TASK DESCRIPTION:
Find every line containing the word "First" in the records below; report only how many there are.

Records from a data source

%%

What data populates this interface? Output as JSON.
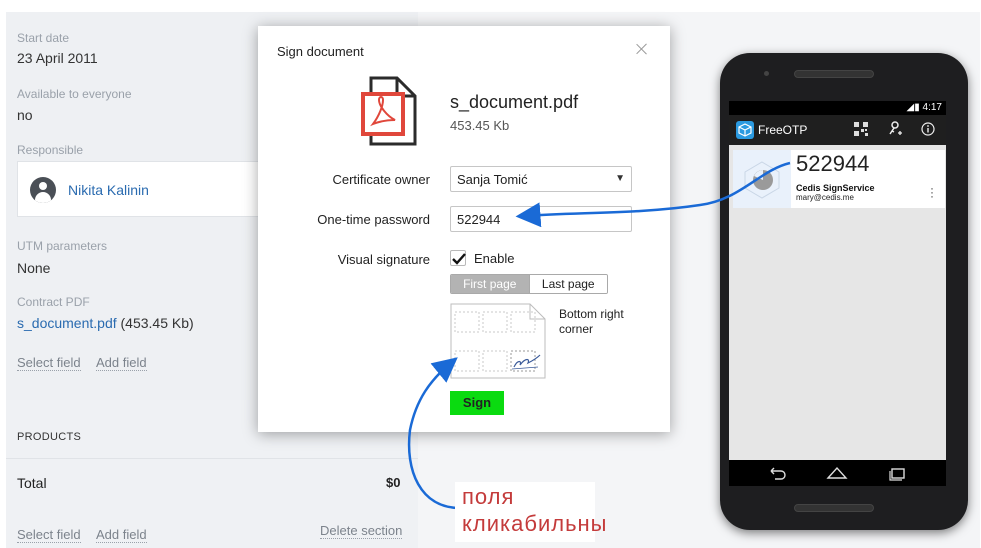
{
  "crm": {
    "start_date_label": "Start date",
    "start_date_value": "23 April 2011",
    "available_label": "Available to everyone",
    "available_value": "no",
    "responsible_label": "Responsible",
    "responsible_name": "Nikita Kalinin",
    "utm_label": "UTM parameters",
    "utm_value": "None",
    "contract_label": "Contract PDF",
    "contract_file": "s_document.pdf",
    "contract_size": " (453.45 Kb)",
    "select_field": "Select field",
    "add_field": "Add field",
    "products_label": "PRODUCTS",
    "total_label": "Total",
    "total_value": "$0",
    "delete_section": "Delete section"
  },
  "modal": {
    "title": "Sign document",
    "file_name": "s_document.pdf",
    "file_size": "453.45 Kb",
    "certificate_owner_label": "Certificate owner",
    "certificate_owner_value": "Sanja Tomić",
    "otp_label": "One-time password",
    "otp_value": "522944",
    "visual_signature_label": "Visual signature",
    "enable_label": "Enable",
    "enable_checked": true,
    "page_options": [
      "First page",
      "Last page"
    ],
    "selected_page": "First page",
    "position_label": "Bottom right corner",
    "sign_button": "Sign",
    "sign_button_color": "#0adb10"
  },
  "phone": {
    "status_time": "4:17",
    "app_title": "FreeOTP",
    "otp_code": "522944",
    "issuer": "Cedis SignService",
    "account": "mary@cedis.me",
    "appbar_icons": [
      "qr-code-icon",
      "add-key-icon",
      "info-icon"
    ],
    "nav_icons": [
      "back-icon",
      "home-icon",
      "recents-icon"
    ]
  },
  "annotation": {
    "text_line1": "поля",
    "text_line2": "кликабильны",
    "color": "#c43b3b",
    "arrow_color": "#1a6ad6"
  }
}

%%

TASK OUTPUT:
2